So man, responds to what we deem unwarranted and inappropriate physical and emotional trauma and rebounds, erring on the side of permissive. We don't have to respond like a creature in the wild. We're not fighting for our lives. We're not protecting our loved ones from imminent danger. We live safe, non-confrontational lives and we judge the rest of the world accordingly. We don't know how to correct appropriately and effectively so we don't do it. Life consequences aren't severe so we don't simulate any level of severity on our young.

Historically, and in the natural world, there is a place for correction and a place for appropriate reward. Appropriate effective correction (not violent) needn't displace appropriate praise and reward. Children need both. Both inappropriate praise and inappropriate correction can cause irreparable damage.

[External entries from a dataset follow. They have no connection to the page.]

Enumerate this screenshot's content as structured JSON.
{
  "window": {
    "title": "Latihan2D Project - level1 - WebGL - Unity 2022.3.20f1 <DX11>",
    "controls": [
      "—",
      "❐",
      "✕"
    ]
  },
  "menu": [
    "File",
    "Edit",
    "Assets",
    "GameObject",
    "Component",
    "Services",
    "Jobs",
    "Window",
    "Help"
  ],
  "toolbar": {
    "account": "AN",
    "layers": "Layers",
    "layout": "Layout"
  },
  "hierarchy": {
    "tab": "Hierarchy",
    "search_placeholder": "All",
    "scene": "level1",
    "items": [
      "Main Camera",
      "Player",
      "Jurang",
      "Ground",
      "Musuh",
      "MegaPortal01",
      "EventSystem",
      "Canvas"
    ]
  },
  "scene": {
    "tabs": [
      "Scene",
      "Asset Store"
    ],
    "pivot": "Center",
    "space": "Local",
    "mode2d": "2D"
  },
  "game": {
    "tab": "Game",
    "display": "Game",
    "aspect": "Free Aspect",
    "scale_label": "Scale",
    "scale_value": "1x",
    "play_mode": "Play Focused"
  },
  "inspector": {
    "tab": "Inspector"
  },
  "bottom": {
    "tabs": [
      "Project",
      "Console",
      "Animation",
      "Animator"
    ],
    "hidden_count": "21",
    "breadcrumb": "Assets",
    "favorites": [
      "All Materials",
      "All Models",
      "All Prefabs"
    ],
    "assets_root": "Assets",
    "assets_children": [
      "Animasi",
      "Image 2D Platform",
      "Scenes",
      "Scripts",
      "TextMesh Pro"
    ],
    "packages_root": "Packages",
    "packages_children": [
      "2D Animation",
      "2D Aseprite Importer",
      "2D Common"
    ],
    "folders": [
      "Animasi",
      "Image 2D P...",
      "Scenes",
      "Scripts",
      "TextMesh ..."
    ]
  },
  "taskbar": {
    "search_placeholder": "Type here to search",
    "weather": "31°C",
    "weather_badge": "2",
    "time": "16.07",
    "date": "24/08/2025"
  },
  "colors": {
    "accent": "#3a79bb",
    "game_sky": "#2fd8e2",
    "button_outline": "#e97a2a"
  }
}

We need the wisdom and skills to respond appropriately to individual differences in the context of the larger community but that assumes that we live in a cultural environment where everyone thinks the same way about what's acceptable behavior and what isn't. We don't. On top of that, if you look at where children spend most of their time, who's job is it to train children for life?

I'm not a fan of harshness, violence, war, killing. I don't know what I would be willing to fight for. I would rather live peacefully and compromise than fight. . . I would... but all this is cultural. Scripturally, it appears that there are things God was willing to fight for and argue about and punish for severely. There are things God expected His people to be willing to fight for, or was it just cultural? There are times when even Jesus came on hard and things He was willing to get violent about.

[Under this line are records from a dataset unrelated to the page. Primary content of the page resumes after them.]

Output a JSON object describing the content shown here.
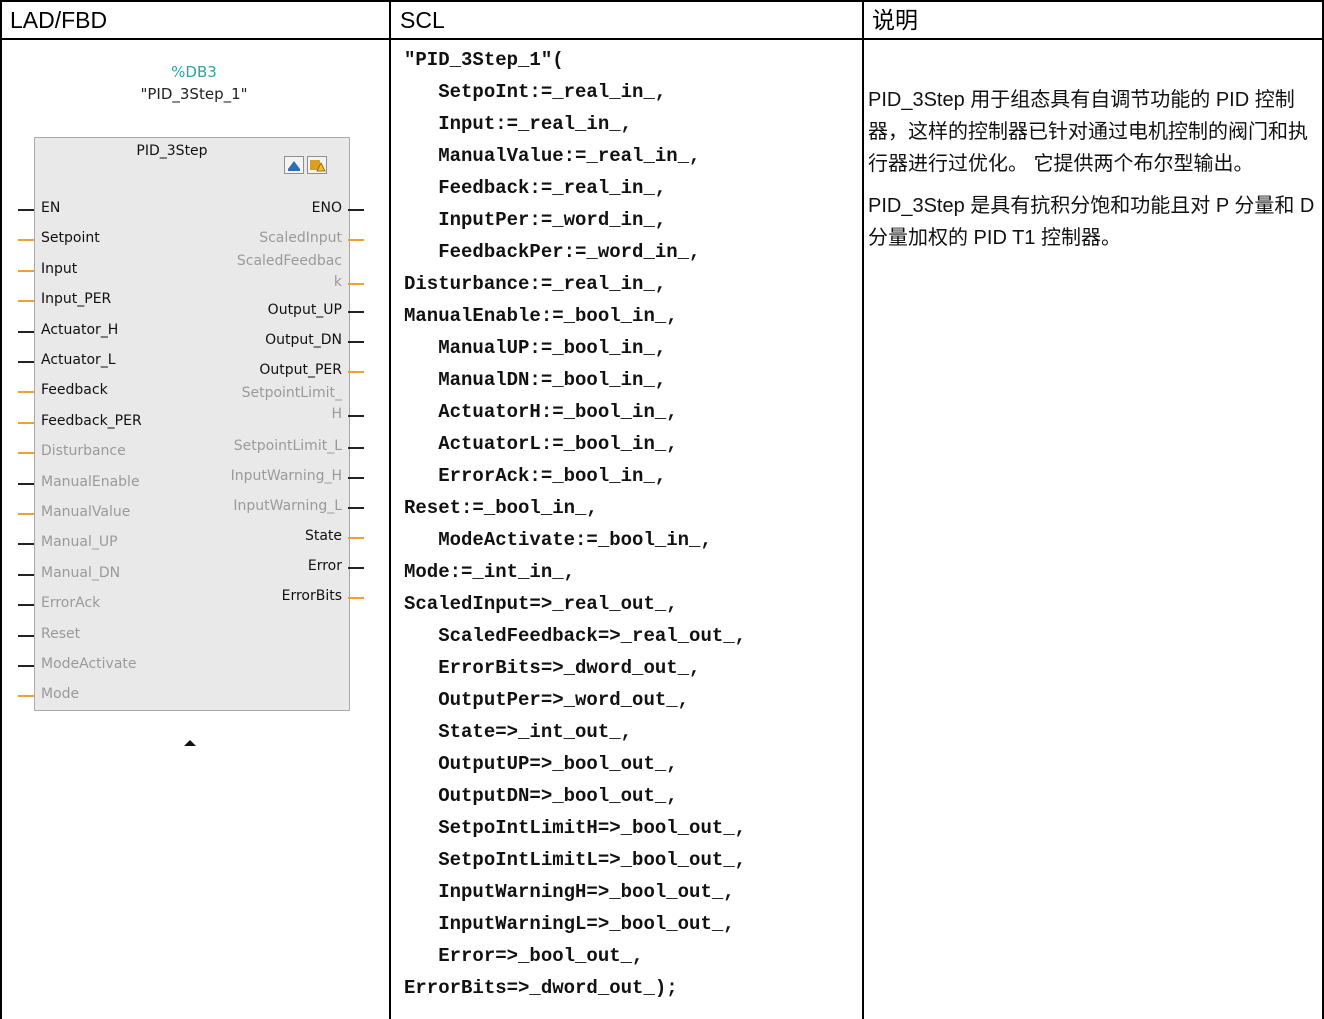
{
  "headers": {
    "lad_fbd": "LAD/FBD",
    "scl": "SCL",
    "description": "说明"
  },
  "fbd": {
    "db_address": "%DB3",
    "instance_name": "\"PID_3Step_1\"",
    "block_type": "PID_3Step",
    "inputs": [
      {
        "label": "EN",
        "active": true,
        "wire": "bool"
      },
      {
        "label": "Setpoint",
        "active": true,
        "wire": "data"
      },
      {
        "label": "Input",
        "active": true,
        "wire": "data"
      },
      {
        "label": "Input_PER",
        "active": true,
        "wire": "data"
      },
      {
        "label": "Actuator_H",
        "active": true,
        "wire": "bool"
      },
      {
        "label": "Actuator_L",
        "active": true,
        "wire": "bool"
      },
      {
        "label": "Feedback",
        "active": true,
        "wire": "data"
      },
      {
        "label": "Feedback_PER",
        "active": true,
        "wire": "data"
      },
      {
        "label": "Disturbance",
        "active": false,
        "wire": "data"
      },
      {
        "label": "ManualEnable",
        "active": false,
        "wire": "bool"
      },
      {
        "label": "ManualValue",
        "active": false,
        "wire": "data"
      },
      {
        "label": "Manual_UP",
        "active": false,
        "wire": "bool"
      },
      {
        "label": "Manual_DN",
        "active": false,
        "wire": "bool"
      },
      {
        "label": "ErrorAck",
        "active": false,
        "wire": "bool"
      },
      {
        "label": "Reset",
        "active": false,
        "wire": "bool"
      },
      {
        "label": "ModeActivate",
        "active": false,
        "wire": "bool"
      },
      {
        "label": "Mode",
        "active": false,
        "wire": "data"
      }
    ],
    "outputs": [
      {
        "label": "ENO",
        "active": true,
        "wire": "bool"
      },
      {
        "label": "ScaledInput",
        "active": false,
        "wire": "data"
      },
      {
        "label": "ScaledFeedbac",
        "active": false,
        "wire": "none"
      },
      {
        "label": "k",
        "active": false,
        "wire": "data"
      },
      {
        "label": "Output_UP",
        "active": true,
        "wire": "bool"
      },
      {
        "label": "Output_DN",
        "active": true,
        "wire": "bool"
      },
      {
        "label": "Output_PER",
        "active": true,
        "wire": "data"
      },
      {
        "label": "SetpointLimit_",
        "active": false,
        "wire": "none"
      },
      {
        "label": "H",
        "active": false,
        "wire": "bool"
      },
      {
        "label": "SetpointLimit_L",
        "active": false,
        "wire": "bool"
      },
      {
        "label": "InputWarning_H",
        "active": false,
        "wire": "bool"
      },
      {
        "label": "InputWarning_L",
        "active": false,
        "wire": "bool"
      },
      {
        "label": "State",
        "active": true,
        "wire": "data"
      },
      {
        "label": "Error",
        "active": true,
        "wire": "bool"
      },
      {
        "label": "ErrorBits",
        "active": true,
        "wire": "data"
      }
    ]
  },
  "scl": {
    "lines": [
      "\"PID_3Step_1\"(",
      "   SetpoInt:=_real_in_,",
      "   Input:=_real_in_,",
      "   ManualValue:=_real_in_,",
      "   Feedback:=_real_in_,",
      "   InputPer:=_word_in_,",
      "   FeedbackPer:=_word_in_,",
      "Disturbance:=_real_in_,",
      "ManualEnable:=_bool_in_,",
      "   ManualUP:=_bool_in_,",
      "   ManualDN:=_bool_in_,",
      "   ActuatorH:=_bool_in_,",
      "   ActuatorL:=_bool_in_,",
      "   ErrorAck:=_bool_in_,",
      "Reset:=_bool_in_,",
      "   ModeActivate:=_bool_in_,",
      "Mode:=_int_in_,",
      "ScaledInput=>_real_out_,",
      "   ScaledFeedback=>_real_out_,",
      "   ErrorBits=>_dword_out_,",
      "   OutputPer=>_word_out_,",
      "   State=>_int_out_,",
      "   OutputUP=>_bool_out_,",
      "   OutputDN=>_bool_out_,",
      "   SetpoIntLimitH=>_bool_out_,",
      "   SetpoIntLimitL=>_bool_out_,",
      "   InputWarningH=>_bool_out_,",
      "   InputWarningL=>_bool_out_,",
      "   Error=>_bool_out_,",
      "ErrorBits=>_dword_out_);"
    ]
  },
  "description": {
    "paragraphs": [
      "PID_3Step 用于组态具有自调节功能的 PID 控制器，这样的控制器已针对通过电机控制的阀门和执行器进行过优化。 它提供两个布尔型输出。",
      "PID_3Step 是具有抗积分饱和功能且对 P 分量和 D 分量加权的 PID T1 控制器。"
    ]
  }
}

So what's happening? The cultural shift we're experiencing, from my perspective, is monumental. People are reacting to the fact that the scriptures are full of war and violence. They are. It's probably not bad to hate war and violence but scripture tells us there's a time to fight. Other generations seemed to be able to handle that. We can't. Why? There are aggressors, defenders, and victims of war...always...unfortunately. The age old question - "when is it justified?" For those who sift their culture through the scriptures they can look back and say, "God said..." For those who sift the scripture through their culture, "How can this possibly be God if God is Love?". Ecclesiastes tells us there is a time and a season for everything - even things we'd rather not do. So my faith says, "For everything there is a season..." Not just peace and love but war, too. Even violence - but I don't like it.

Sifting my faith through my culture or my culture through my faith, requires me to wrestle with God. Generation after generation, the clash of culture with faith forces us to wrestle with God. Jacob wrestled with God. He wrestled to make the God of his father his own God and he wrestled for God's blessing.

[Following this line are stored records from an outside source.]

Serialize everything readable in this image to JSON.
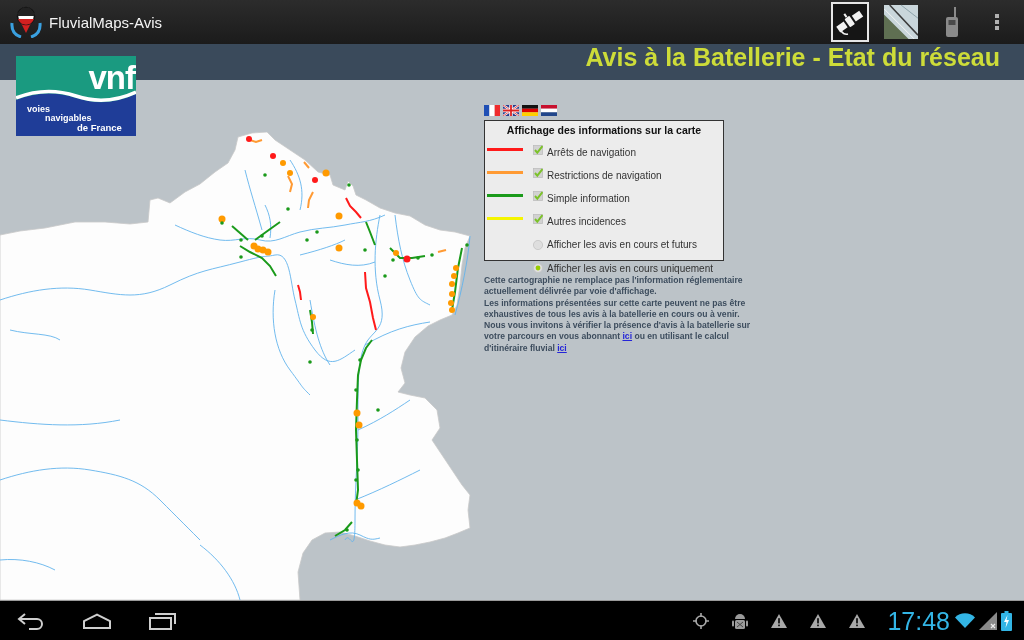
{
  "app_bar": {
    "title": "FluvialMaps-Avis",
    "actions": [
      {
        "kind": "satellite",
        "selected": true
      },
      {
        "kind": "map",
        "selected": false
      },
      {
        "kind": "handheld",
        "selected": false
      }
    ]
  },
  "header": {
    "title": "Avis à la Batellerie - Etat du réseau"
  },
  "logo": {
    "wordmark": "vnf",
    "tagline": [
      "voies",
      "navigables",
      "de France"
    ]
  },
  "languages": [
    {
      "kind": "fr"
    },
    {
      "kind": "en"
    },
    {
      "kind": "de"
    },
    {
      "kind": "nl"
    }
  ],
  "legend": {
    "title": "Affichage des informations sur la carte",
    "layers": [
      {
        "label": "Arrêts de navigation",
        "color": "#ff1a1a",
        "checked": true
      },
      {
        "label": "Restrictions de navigation",
        "color": "#ff9a33",
        "checked": true
      },
      {
        "label": "Simple information",
        "color": "#1a9a1a",
        "checked": true
      },
      {
        "label": "Autres incidences",
        "color": "#f5f500",
        "checked": true
      }
    ],
    "filters": [
      {
        "label": "Afficher les avis en cours et futurs",
        "selected": false
      },
      {
        "label": "Afficher les avis en cours uniquement",
        "selected": true
      }
    ]
  },
  "notice": [
    {
      "parts": [
        {
          "kind": "text",
          "text": "Cette cartographie ne remplace pas l'information réglementaire actuellement délivrée par voie d'affichage."
        }
      ]
    },
    {
      "parts": [
        {
          "kind": "text",
          "text": "Les informations présentées sur cette carte peuvent ne pas être exhaustives de tous les avis à la batellerie en cours ou à venir."
        }
      ]
    },
    {
      "parts": [
        {
          "kind": "text",
          "text": "Nous vous invitons à vérifier la présence d'avis à la batellerie sur votre parcours en vous abonnant "
        },
        {
          "kind": "link",
          "text": "ici"
        },
        {
          "kind": "text",
          "text": " ou en utilisant le calcul d'itinéraire fluvial "
        },
        {
          "kind": "link",
          "text": "ici"
        }
      ]
    }
  ],
  "status_bar": {
    "time": "17:48",
    "notifications": [
      {
        "kind": "gps"
      },
      {
        "kind": "debug"
      },
      {
        "kind": "warning"
      },
      {
        "kind": "warning"
      },
      {
        "kind": "warning"
      }
    ]
  }
}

So we wrestle with God about all these cultural elements. "What do the scriptures say?" "What was cultural?" "Why did this happen?" I don't think it was an accident that the scriptures were set in the context of many centuries worth of cultural settings, though they don't seem dramatically different to us culturally and socially. They're full of all the same issues that every generation faces, yet God remains the same yesterday, today and forever looking for faithful men and women. As grandparents, parents, teachers, we can sift the scriptures through the winds of our culture or sift our culture through the winds of scripture and catch the grain that remains and let the wind blow the chaff away and I bet most of you can't even relate to that metaphor. A cultural shift. We need grain for bread and bread for life but even that analogy probably doesn't mean what it used my house we're on a no-carb diet for pete's sake...imagine sharing the scriptures with a culture that doesn't eat bread...

Friday, October 08, 2010

Bravo for reading and I'm all for chapter book read-alouds but very very sad, at the same time. Article from the NY Times this morning